"Certain themes appear with surprising consistency in Dick’s fiction. They crop up in the early short stories, called by some critics, including Kim Stanley Robinson, Dick’s “apprentice” fiction. They appear in the novels of Dick’s most productive period, the 1960s. And they are a part of the last novels, the VALIS trilogy and The Transmigration of Timothy Archer—written when Dick was, according to Eric Rabkin and others, insane. These themes fall into three inter-related categories: metaphysics, religion, and politics. The first concerns perception and the world, and the individual’s interaction with both. The second, the moralities of creator/creation relationships. The third, relationships between individuals; by extension, between individuals and political systems. From these, and from their interactions, come all other political points presented in Dick’s fiction."
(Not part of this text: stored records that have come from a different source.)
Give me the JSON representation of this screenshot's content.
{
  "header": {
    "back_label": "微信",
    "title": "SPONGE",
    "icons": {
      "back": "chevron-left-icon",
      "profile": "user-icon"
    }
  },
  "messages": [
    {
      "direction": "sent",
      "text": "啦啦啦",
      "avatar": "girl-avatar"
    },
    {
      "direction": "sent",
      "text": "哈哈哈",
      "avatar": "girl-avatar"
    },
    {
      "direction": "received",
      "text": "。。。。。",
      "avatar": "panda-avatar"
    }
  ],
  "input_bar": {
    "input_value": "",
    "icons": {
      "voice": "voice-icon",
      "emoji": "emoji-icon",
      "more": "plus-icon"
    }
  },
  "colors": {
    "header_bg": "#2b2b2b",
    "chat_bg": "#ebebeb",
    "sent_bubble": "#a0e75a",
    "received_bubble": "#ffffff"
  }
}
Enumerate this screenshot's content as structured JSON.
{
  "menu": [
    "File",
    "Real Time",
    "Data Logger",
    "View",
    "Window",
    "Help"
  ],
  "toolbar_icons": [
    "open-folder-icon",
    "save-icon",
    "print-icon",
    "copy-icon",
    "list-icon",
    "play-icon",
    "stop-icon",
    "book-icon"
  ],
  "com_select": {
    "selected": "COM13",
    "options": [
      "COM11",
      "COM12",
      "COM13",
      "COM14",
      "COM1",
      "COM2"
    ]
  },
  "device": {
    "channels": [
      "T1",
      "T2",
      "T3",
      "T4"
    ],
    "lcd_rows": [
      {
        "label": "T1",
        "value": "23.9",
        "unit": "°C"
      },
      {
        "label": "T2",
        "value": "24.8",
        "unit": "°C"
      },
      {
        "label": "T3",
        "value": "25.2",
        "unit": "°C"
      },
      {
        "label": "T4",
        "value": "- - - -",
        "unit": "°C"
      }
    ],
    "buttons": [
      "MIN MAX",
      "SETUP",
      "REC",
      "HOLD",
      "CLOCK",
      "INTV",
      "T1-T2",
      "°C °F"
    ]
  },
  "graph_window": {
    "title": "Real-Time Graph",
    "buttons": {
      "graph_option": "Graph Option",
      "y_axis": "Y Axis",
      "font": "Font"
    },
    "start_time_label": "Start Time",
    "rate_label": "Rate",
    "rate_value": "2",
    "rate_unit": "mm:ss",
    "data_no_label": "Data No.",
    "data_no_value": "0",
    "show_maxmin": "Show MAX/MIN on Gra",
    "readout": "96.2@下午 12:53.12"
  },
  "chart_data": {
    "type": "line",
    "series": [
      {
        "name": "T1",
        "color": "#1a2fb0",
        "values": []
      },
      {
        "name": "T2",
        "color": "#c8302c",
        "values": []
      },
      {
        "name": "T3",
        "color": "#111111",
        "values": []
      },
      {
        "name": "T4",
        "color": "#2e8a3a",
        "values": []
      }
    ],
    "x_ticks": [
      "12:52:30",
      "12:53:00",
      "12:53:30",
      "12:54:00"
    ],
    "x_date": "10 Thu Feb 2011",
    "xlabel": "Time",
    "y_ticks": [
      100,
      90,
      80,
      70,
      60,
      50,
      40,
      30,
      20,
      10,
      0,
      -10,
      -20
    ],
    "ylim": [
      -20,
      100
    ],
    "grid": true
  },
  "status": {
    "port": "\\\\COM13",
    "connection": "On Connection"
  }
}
Barlow, Aaron. How Much Does Chaos Scare You?: Politics, Religion, and Philosophy in the Fiction of Philip K. Dick. Lulu. com, 2005.